The REVOLT Summit isn’t your average networking conference. From the dope panels to the opportunities to network and, the event is one where attendees don’t just leave with notes on how to do X, Y, and Z from speakers. It’s a place where they can ask questions directly to hip hop royalty like Jeezy.
Many attendees leave with a more clear understanding on where they fit in the industry —whether that’s from a global marketing perspective or an underground musician’s. With another year in the books comes another group of hungry, passionate movers and shakers ready to take on what the biz has to offer.
“People are understanding the intersections of our culture,” REVOLT CEO Detavio Samuels said at the 2021 event last weekend when asked what he wanted people to take away from the Summit. “I think that’s one of the things that makes REVOLT so special. The fact that we are anchored in hip hop and hip hop touches every fabric of the culture. It touches music and fashion and tech, so it’s lovely to see people get that interaction. At the end of the day, we want people to leave here feeling inspired to chase their dreams instead of being focused on where they are today.”
Check out what five attendees had to say about what they learned from the 2021 REVOLT Summit below!
1. Megan Wolford, 34, Music Professional
“So the theme here was Dream in Black and what I think they’ve done an excellent job at is not necessarily focusing on music, but other spaces that Black people are thriving in that you don’t really see on the forefront. Like the first panel that I attended was Moguls In The Making and I learned so much from the participants in that pitch program which was sponsored by Ally Financial. It blew me away to see that the entire team was made up of Black people.
“We live in a time where people get caught up in being an influencer on social media whether it’s in music, modeling, dance or whatever, but it was cool to see other individuals that want to be successful outside of what’s cool right now, and that shit is cool as hell to witness people going against what’s popular. During the pitch competition, everyone’s work was focused on economic stability and Black communities, which I thought was amazing.
“I also felt moved and empowered after the Black Safety panel where one of the biggest things I realized was that people fail to recognize that socioeconomic structure is the main driver of things like poverty and crime.
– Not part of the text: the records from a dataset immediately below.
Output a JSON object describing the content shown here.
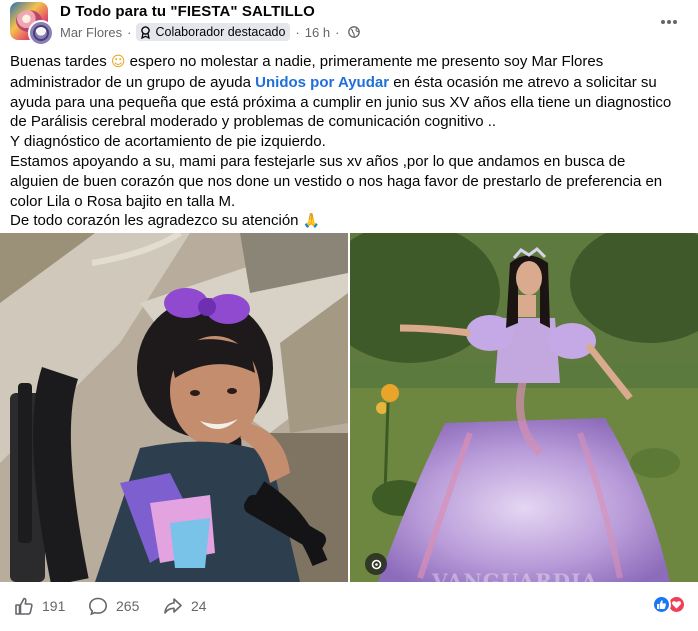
{
  "header": {
    "group_name": "D Todo para tu \"FIESTA\" SALTILLO",
    "author": "Mar Flores",
    "badge": "Colaborador destacado",
    "time": "16 h",
    "separator": "·"
  },
  "post": {
    "line1_a": "Buenas tardes ",
    "line1_emoji": "☺",
    "line1_b": " espero no molestar a nadie, primeramente me presento soy Mar Flores",
    "line2_a": "administrador de un grupo de ayuda ",
    "line2_link": "Unidos por Ayudar",
    "line2_b": " en ésta ocasión me atrevo a solicitar su",
    "line3": "ayuda para una pequeña que está próxima a cumplir en junio sus XV años ella tiene un diagnostico",
    "line4": "de Parálisis cerebral moderado y problemas de comunicación cognitivo ..",
    "line5": "Y diagnóstico de acortamiento de pie izquierdo.",
    "line6": "Estamos apoyando a su, mami para festejarle sus xv años ,por lo que andamos en busca de",
    "line7": "alguien de buen corazón que nos done un vestido o nos haga favor de prestarlo de preferencia en",
    "line8": "color Lila o Rosa bajito en talla M.",
    "line9_a": "De todo corazón les agradezco su atención ",
    "line9_emoji": "🙏"
  },
  "photos": {
    "watermark": "VANGUARDIA"
  },
  "footer": {
    "likes": "191",
    "comments": "265",
    "shares": "24"
  },
  "colors": {
    "link": "#216fdb",
    "muted": "#65676b",
    "like_blue": "#1877f2",
    "love_red": "#f33e58",
    "dress_lilac": "#b79ad8"
  },
  "icons": [
    "group-avatar",
    "user-avatar",
    "badge-icon",
    "globe-icon",
    "more-icon",
    "zoom-icon",
    "like-icon",
    "comment-icon",
    "share-icon",
    "like-reaction-icon",
    "love-reaction-icon"
  ]
}
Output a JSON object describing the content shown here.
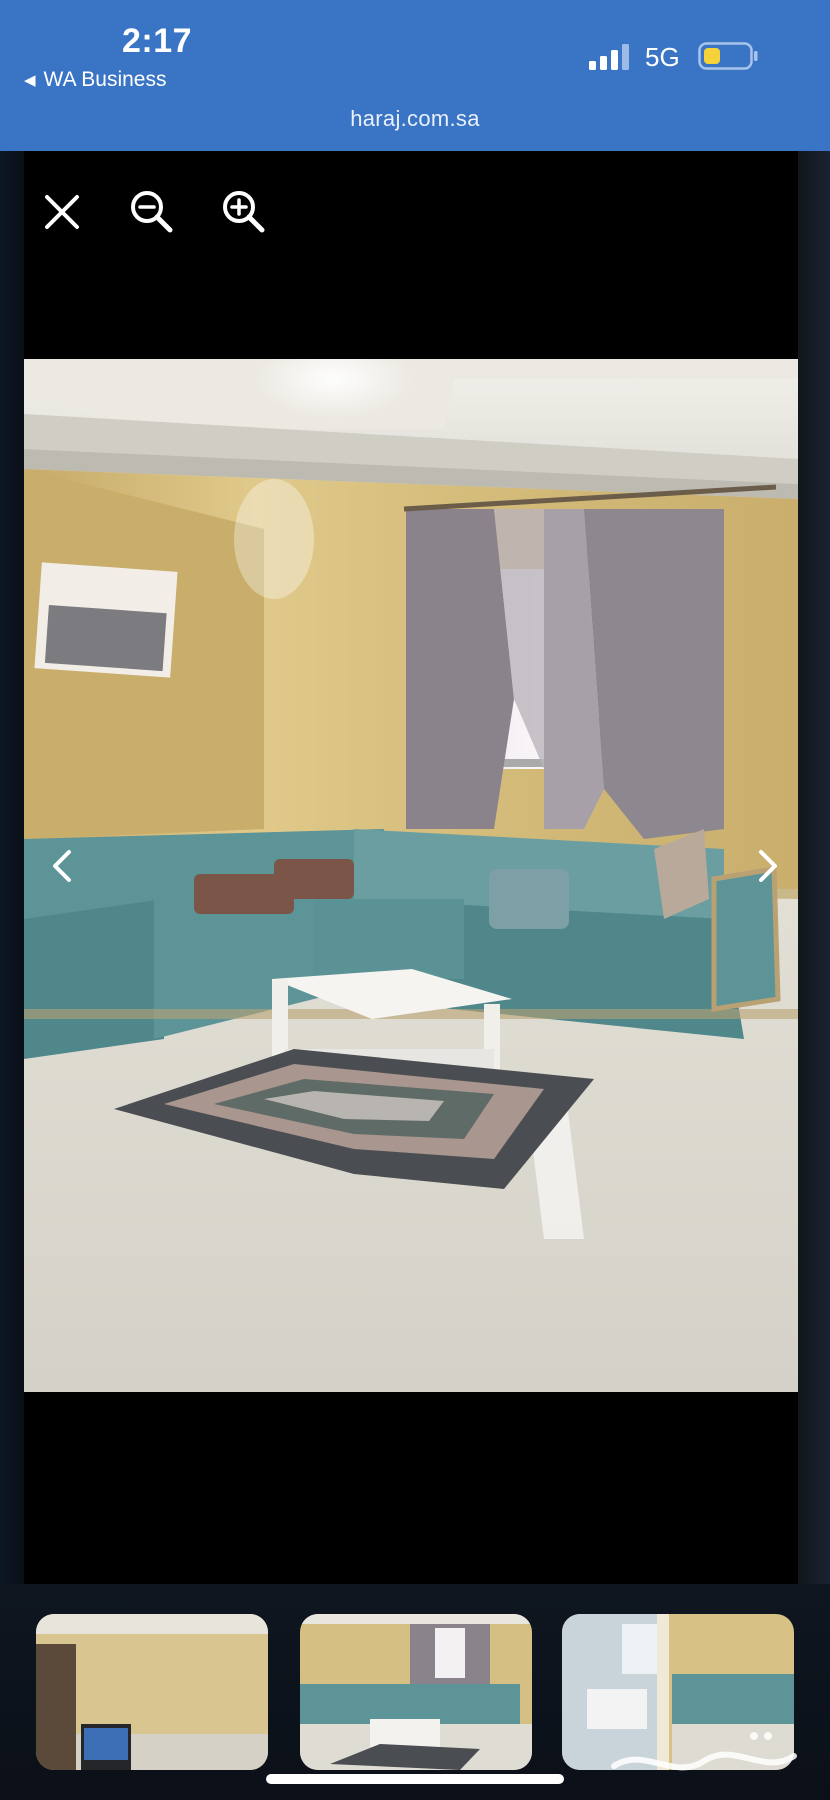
{
  "status_bar": {
    "time": "2:17",
    "back_label": "WA Business",
    "back_icon": "back-triangle-icon",
    "network": "5G",
    "signal_icon": "cellular-signal-icon",
    "battery_icon": "battery-low-icon",
    "battery_color": "#f5d23a"
  },
  "browser": {
    "url": "haraj.com.sa",
    "accent_color": "#3a74c4"
  },
  "viewer": {
    "toolbar": {
      "close_icon": "close-icon",
      "zoom_out_icon": "zoom-out-icon",
      "zoom_in_icon": "zoom-in-icon"
    },
    "prev_icon": "chevron-left-icon",
    "next_icon": "chevron-right-icon",
    "thumbnails_count": 3,
    "watermark": "حراج"
  }
}
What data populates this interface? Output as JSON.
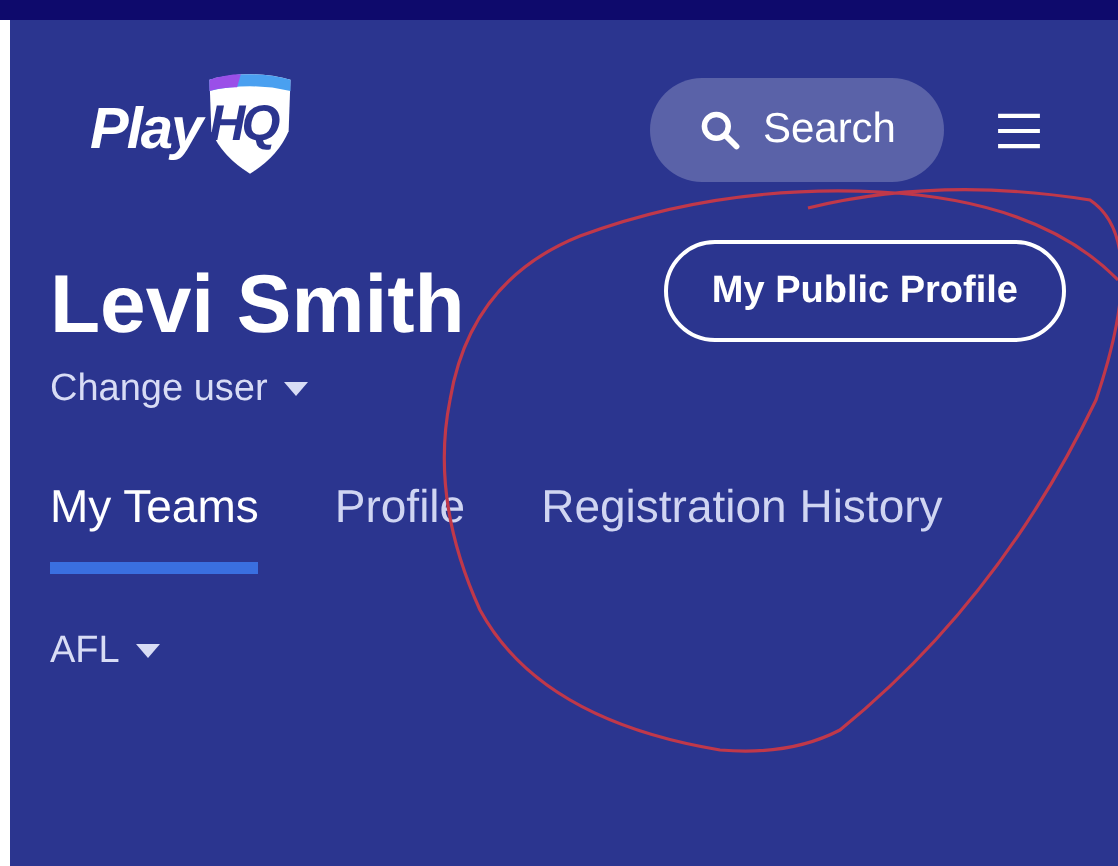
{
  "header": {
    "logo": {
      "text": "Play",
      "badge": "HQ"
    },
    "search": {
      "label": "Search"
    }
  },
  "profile": {
    "name": "Levi Smith",
    "change_user": "Change user",
    "public_profile_button": "My Public Profile"
  },
  "tabs": [
    {
      "label": "My Teams",
      "selected": true
    },
    {
      "label": "Profile",
      "selected": false
    },
    {
      "label": "Registration History",
      "selected": false
    }
  ],
  "filter": {
    "label": "AFL"
  }
}
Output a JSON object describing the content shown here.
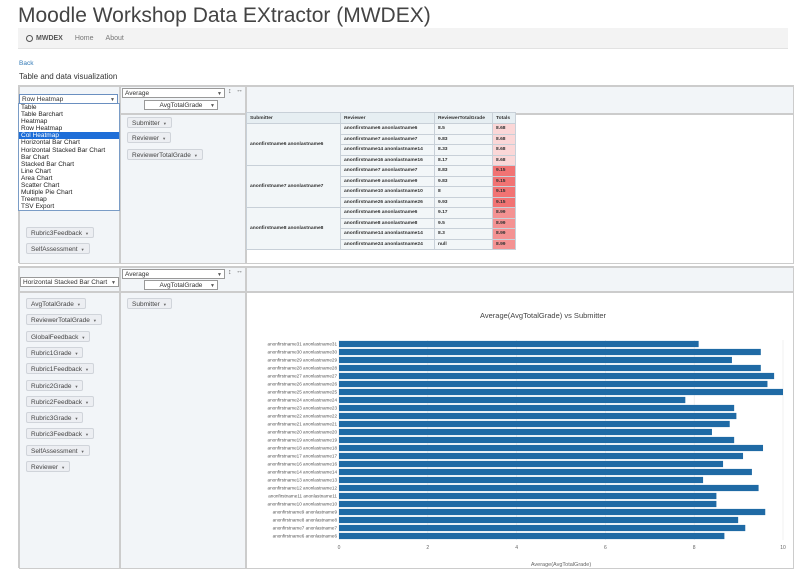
{
  "app": {
    "title": "Moodle Workshop Data EXtractor (MWDEX)"
  },
  "nav": {
    "brand": "MWDEX",
    "items": [
      "Home",
      "About"
    ]
  },
  "back_label": "Back",
  "page_subtitle": "Table and data visualization",
  "pivot1": {
    "renderer_selected": "Row Heatmap",
    "renderer_options": [
      "Table",
      "Table Barchart",
      "Heatmap",
      "Row Heatmap",
      "Col Heatmap",
      "Horizontal Bar Chart",
      "Horizontal Stacked Bar Chart",
      "Bar Chart",
      "Stacked Bar Chart",
      "Line Chart",
      "Area Chart",
      "Scatter Chart",
      "Multiple Pie Chart",
      "Treemap",
      "TSV Export"
    ],
    "renderer_highlighted": "Col Heatmap",
    "aggregator": "Average",
    "aggregator_field": "AvgTotalGrade",
    "row_fields": [
      "Submitter",
      "Reviewer",
      "ReviewerTotalGrade"
    ],
    "unused_fields": [
      "Rubric3Feedback",
      "SelfAssessment"
    ],
    "table": {
      "headers": [
        "Submitter",
        "Reviewer",
        "ReviewerTotalGrade",
        "Totals"
      ],
      "groups": [
        {
          "submitter": "anonfirstname6 anonlastname6",
          "rows": [
            {
              "reviewer": "anonfirstname6 anonlastname6",
              "grade": "8.5",
              "total": "8.68"
            },
            {
              "reviewer": "anonfirstname7 anonlastname7",
              "grade": "9.83",
              "total": "8.68"
            },
            {
              "reviewer": "anonfirstname14 anonlastname14",
              "grade": "8.33",
              "total": "8.68"
            },
            {
              "reviewer": "anonfirstname16 anonlastname16",
              "grade": "8.17",
              "total": "8.68"
            }
          ]
        },
        {
          "submitter": "anonfirstname7 anonlastname7",
          "rows": [
            {
              "reviewer": "anonfirstname7 anonlastname7",
              "grade": "8.83",
              "total": "9.15"
            },
            {
              "reviewer": "anonfirstname9 anonlastname9",
              "grade": "9.83",
              "total": "9.15"
            },
            {
              "reviewer": "anonfirstname10 anonlastname10",
              "grade": "8",
              "total": "9.15"
            },
            {
              "reviewer": "anonfirstname26 anonlastname26",
              "grade": "9.93",
              "total": "9.15"
            }
          ]
        },
        {
          "submitter": "anonfirstname8 anonlastname8",
          "rows": [
            {
              "reviewer": "anonfirstname6 anonlastname6",
              "grade": "9.17",
              "total": "8.99"
            },
            {
              "reviewer": "anonfirstname8 anonlastname8",
              "grade": "9.5",
              "total": "8.99"
            },
            {
              "reviewer": "anonfirstname14 anonlastname14",
              "grade": "8.3",
              "total": "8.99"
            },
            {
              "reviewer": "anonfirstname24 anonlastname24",
              "grade": "null",
              "total": "8.99"
            }
          ]
        }
      ]
    }
  },
  "pivot2": {
    "renderer_selected": "Horizontal Stacked Bar Chart",
    "aggregator": "Average",
    "aggregator_field": "AvgTotalGrade",
    "row_fields": [
      "Submitter"
    ],
    "unused_fields": [
      "AvgTotalGrade",
      "ReviewerTotalGrade",
      "GlobalFeedback",
      "Rubric1Grade",
      "Rubric1Feedback",
      "Rubric2Grade",
      "Rubric2Feedback",
      "Rubric3Grade",
      "Rubric3Feedback",
      "SelfAssessment",
      "Reviewer"
    ]
  },
  "colors": {
    "bar": "#1f6aa5",
    "heat": "#f08080",
    "highlight": "#1e6ed8"
  },
  "chart_data": {
    "type": "bar",
    "orientation": "horizontal",
    "title": "Average(AvgTotalGrade) vs Submitter",
    "xlabel": "Average(AvgTotalGrade)",
    "xlim": [
      0,
      10
    ],
    "xticks": [
      "0",
      "2",
      "4",
      "6",
      "8",
      "10"
    ],
    "grid": true,
    "categories": [
      "anonfirstname31 anonlastname31",
      "anonfirstname30 anonlastname30",
      "anonfirstname29 anonlastname29",
      "anonfirstname28 anonlastname28",
      "anonfirstname27 anonlastname27",
      "anonfirstname26 anonlastname26",
      "anonfirstname25 anonlastname25",
      "anonfirstname24 anonlastname24",
      "anonfirstname23 anonlastname23",
      "anonfirstname22 anonlastname22",
      "anonfirstname21 anonlastname21",
      "anonfirstname20 anonlastname20",
      "anonfirstname19 anonlastname19",
      "anonfirstname18 anonlastname18",
      "anonfirstname17 anonlastname17",
      "anonfirstname16 anonlastname16",
      "anonfirstname14 anonlastname14",
      "anonfirstname13 anonlastname13",
      "anonfirstname12 anonlastname12",
      "anonfirstname11 anonlastname11",
      "anonfirstname10 anonlastname10",
      "anonfirstname9 anonlastname9",
      "anonfirstname8 anonlastname8",
      "anonfirstname7 anonlastname7",
      "anonfirstname6 anonlastname6"
    ],
    "values": [
      8.1,
      9.5,
      8.85,
      9.5,
      9.8,
      9.65,
      10.0,
      7.8,
      8.9,
      8.95,
      8.8,
      8.4,
      8.9,
      9.55,
      9.1,
      8.65,
      9.3,
      8.2,
      9.45,
      8.5,
      8.5,
      9.6,
      8.99,
      9.15,
      8.68
    ]
  }
}
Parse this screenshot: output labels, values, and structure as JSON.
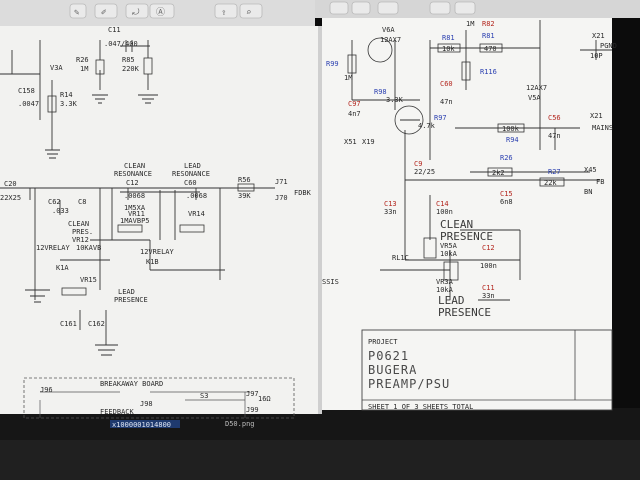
{
  "left_sheet": {
    "labels": {
      "lbl_v3a": "V3A",
      "lbl_r26": "R26",
      "lbl_1m_a": "1M",
      "lbl_c11": "C11",
      "lbl_c11v": ".047/400",
      "lbl_r85": "R85",
      "lbl_220k": "220K",
      "lbl_c158": "C158",
      "lbl_0047": ".0047",
      "lbl_r14": "R14",
      "lbl_33k_a": "3.3K",
      "lbl_clean_res": "CLEAN",
      "lbl_resonance1": "RESONANCE",
      "lbl_c12": "C12",
      "lbl_0068a": ".0068",
      "lbl_lead_res": "LEAD",
      "lbl_resonance2": "RESONANCE",
      "lbl_c60": "C60",
      "lbl_0068b": ".0068",
      "lbl_r56": "R56",
      "lbl_39k": "39K",
      "lbl_j71": "J71",
      "lbl_fdbk": "FDBK",
      "lbl_j70": "J70",
      "lbl_c20": "C20",
      "lbl_22x25": "22X25",
      "lbl_c62": "C62",
      "lbl_c8": "C8",
      "lbl_033": ".033",
      "lbl_vr11": "VR11",
      "lbl_1m5xa": "1M5XA",
      "lbl_1mavbp5": "1MAVBP5",
      "lbl_vr14": "VR14",
      "lbl_clean": "CLEAN",
      "lbl_pres": "PRES.",
      "lbl_vr12": "VR12",
      "lbl_12vrelay1": "12VRELAY",
      "lbl_10kavb": "10KAVB",
      "lbl_12vrelay2": "12VRELAY",
      "lbl_k1a": "K1A",
      "lbl_k1b": "K1B",
      "lbl_vr15": "VR15",
      "lbl_lead": "LEAD",
      "lbl_presence": "PRESENCE",
      "lbl_c161": "C161",
      "lbl_c162": "C162",
      "lbl_breakaway": "BREAKAWAY BOARD",
      "lbl_j96": "J96",
      "lbl_j97": "J97",
      "lbl_j98": "J98",
      "lbl_j99": "J99",
      "lbl_s3": "S3",
      "lbl_feedback": "FEEDBACK",
      "lbl_16": "16Ω"
    },
    "tab_caption": "D50.png",
    "file_label": "x1000001014800"
  },
  "right_sheet": {
    "labels": {
      "lbl_v6a": "V6A",
      "lbl_12ax7a": "12AX7",
      "lbl_r99": "R99",
      "lbl_1m_b": "1M",
      "lbl_r98": "R98",
      "lbl_33k_b": "3.3K",
      "lbl_c97": "C97",
      "lbl_4n7": "4n7",
      "lbl_r81": "R81",
      "lbl_10k": "10k",
      "lbl_r82": "R82",
      "lbl_470": "470",
      "lbl_1m_c": "1M",
      "lbl_r116": "R116",
      "lbl_c60r": "C60",
      "lbl_47n_a": "47n",
      "lbl_r97": "R97",
      "lbl_47k": "4.7k",
      "lbl_12ax7b": "12AX7",
      "lbl_v5a": "V5A",
      "lbl_100k": "100k",
      "lbl_r94": "R94",
      "lbl_c56": "C56",
      "lbl_47n_b": "47n",
      "lbl_x21a": "X21",
      "lbl_pgnd": "PGND",
      "lbl_10p": "10P",
      "lbl_x21b": "X21",
      "lbl_mains": "MAINS",
      "lbl_x51": "X51",
      "lbl_x19": "X19",
      "lbl_c9": "C9",
      "lbl_22_25": "22/25",
      "lbl_r26r": "R26",
      "lbl_2k2": "2k2",
      "lbl_c15": "C15",
      "lbl_6n8": "6n8",
      "lbl_r27": "R27",
      "lbl_22k": "22k",
      "lbl_x45": "X45",
      "lbl_fb": "FB",
      "lbl_bn": "BN",
      "lbl_c13": "C13",
      "lbl_33n_a": "33n",
      "lbl_c14": "C14",
      "lbl_100n_a": "100n",
      "lbl_clean_r": "CLEAN",
      "lbl_presence_r1": "PRESENCE",
      "lbl_vr5a": "VR5A",
      "lbl_10ka": "10kA",
      "lbl_c12r": "C12",
      "lbl_100n_b": "100n",
      "lbl_rl1c": "RL1C",
      "lbl_vr3a": "VR3A",
      "lbl_10ka_b": "10kA",
      "lbl_c11r": "C11",
      "lbl_33n_b": "33n",
      "lbl_lead_r": "LEAD",
      "lbl_presence_r2": "PRESENCE",
      "lbl_ssis": "SSIS"
    },
    "title_block": {
      "project_label": "PROJECT",
      "project_number": "P0621",
      "brand": "BUGERA",
      "title": "PREAMP/PSU",
      "sheet_line": "SHEET 1  OF 3  SHEETS TOTAL"
    }
  },
  "colors": {
    "paper": "#f4f4f2",
    "ink": "#2a2a2a",
    "blue_ref": "#2a3fb0",
    "red_ref": "#b3261e",
    "frame": "#0b0b0b"
  }
}
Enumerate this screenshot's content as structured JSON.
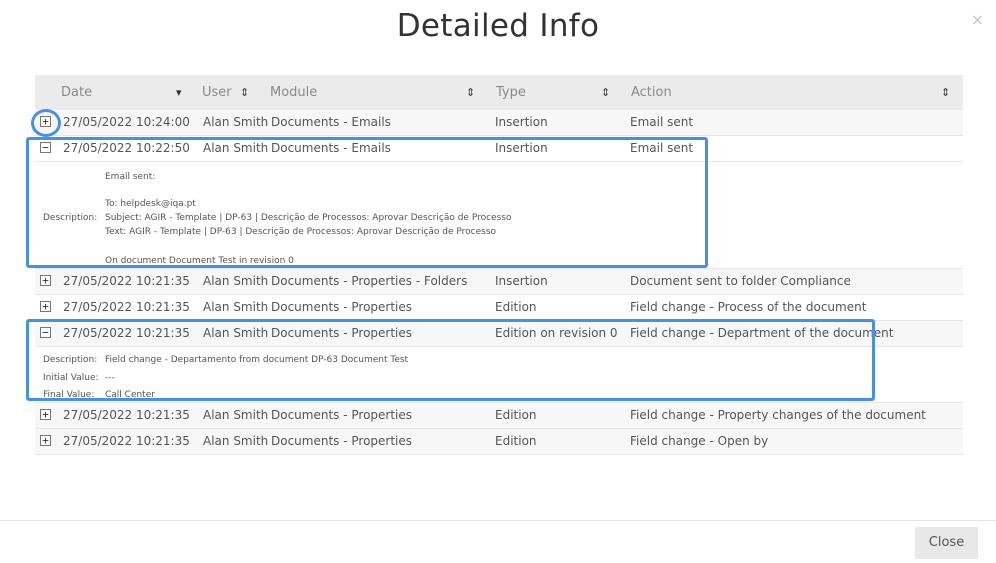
{
  "dialog": {
    "title": "Detailed Info",
    "close_x": "×",
    "close_button": "Close"
  },
  "table": {
    "headers": {
      "date": "Date",
      "date_sort": "▾",
      "user": "User",
      "user_sort": "⇕",
      "module": "Module",
      "module_sort": "⇕",
      "type": "Type",
      "type_sort": "⇕",
      "action": "Action",
      "action_sort": "⇕"
    },
    "rows": [
      {
        "toggle": "+",
        "date": "27/05/2022 10:24:00",
        "user": "Alan Smith",
        "module": "Documents - Emails",
        "type": "Insertion",
        "action": "Email sent"
      },
      {
        "toggle": "−",
        "date": "27/05/2022 10:22:50",
        "user": "Alan Smith",
        "module": "Documents - Emails",
        "type": "Insertion",
        "action": "Email sent"
      },
      {
        "toggle": "+",
        "date": "27/05/2022 10:21:35",
        "user": "Alan Smith",
        "module": "Documents - Properties - Folders",
        "type": "Insertion",
        "action": "Document sent to folder Compliance"
      },
      {
        "toggle": "+",
        "date": "27/05/2022 10:21:35",
        "user": "Alan Smith",
        "module": "Documents - Properties",
        "type": "Edition",
        "action": "Field change - Process of the document"
      },
      {
        "toggle": "−",
        "date": "27/05/2022 10:21:35",
        "user": "Alan Smith",
        "module": "Documents - Properties",
        "type": "Edition on revision 0",
        "action": "Field change - Department of the document"
      },
      {
        "toggle": "+",
        "date": "27/05/2022 10:21:35",
        "user": "Alan Smith",
        "module": "Documents - Properties",
        "type": "Edition",
        "action": "Field change - Property changes of the document"
      },
      {
        "toggle": "+",
        "date": "27/05/2022 10:21:35",
        "user": "Alan Smith",
        "module": "Documents - Properties",
        "type": "Edition",
        "action": "Field change - Open by"
      }
    ],
    "detail1": {
      "label": "Description:",
      "line1": "Email sent:",
      "line2": "To: helpdesk@iqa.pt",
      "line3": "Subject: AGIR - Template | DP-63 | Descrição de Processos: Aprovar Descrição de Processo",
      "line4": "Text: AGIR - Template | DP-63 | Descrição de Processos: Aprovar Descrição de Processo",
      "line5": "On document Document Test in revision 0"
    },
    "detail2": {
      "desc_label": "Description:",
      "desc_value": "Field change - Departamento from document DP-63 Document Test",
      "initial_label": "Initial Value:",
      "initial_value": "---",
      "final_label": "Final Value:",
      "final_value": "Call Center"
    }
  },
  "highlight_color": "#4a90e2"
}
“I think the Summit did a great job of intersecting different fields and different agencies that we don’t think about on a constant basis. Most of the people I’ve met here haven’t even worked in music, so it was great to build a network outside of what I’m used to.”
2. Tuff Dior, 25, Entrepreneur
“My biggest takeaway, as an entrepreneur, has been that you have to just put yourself out there. Come ready to sell yourself and show what you can do and make it be known what your brand stands for. One of the key things that I’ve learned from everyone that have shared words of wisdom on the panels is that you have to just go for it. Don’t waste your time, just be you and do what you do to the best of your ability.”
3. Anton Cofield, 50, Serial Entrepreneur
“The biggest takeaway for me is that the people on the panels put in a lot of work to get there. They had a lot of trials, tribulations. A lot of ups and downs and while I expected to meet neat, dope people, I also left educated on things that I simply did not know about.
“For instance, I learned a lot from the Assets and Liabilities group. I also learned more about fashion and the connection to the industry and mental health practices from the mouths of other Black men like myself. I didn’t even know that certain artists experienced the mental health issues that they shared. I also didn’t know that Gunna gave away school supplies or that he even attended the same high school as Ludacris. There are so many little intricacies about the business that I learned across the span of three days and I loved every second of it.”
4. Jordan Hendrix, 22, Rapper/Songwriter
“If you are presented an opportunity you should just go for it. REVOLT has shown me that they’re really trying to focus on the Black audience and Black creators and that we should actually take the time to really come together across all occupations. A lot of people are really scared to go for things and they feel like they don’t have the opportunity to do so. I learned that no matter what position you’re in — if you have the finances or if you have the ability go ahead and take that opportunity when it presents itself — [do it] because many more doors will open because of that.
“I really appreciate REVOLT for bringing an event together like this where people can collaborate and make better opportunities for themselves, and even get face time with people that are department heads or higher up in the industry. Overall, this has really given me the confidence to go out there and get to it and talk to more people because you never know where it can lead you.”
5. Jo’el Collins, 26, Go-Getter
“There are a lot of young Black talent and individuals who are really vibrating at a high level and ready to come together to collaborate. A lot of us don’t have jobs in the industry, but we have talents, we have businesses and a whole mindset to just make a way for ourselves. I’ve learned that if companies don’t necessarily have what we need, then we have to go out and create it from the ground up.”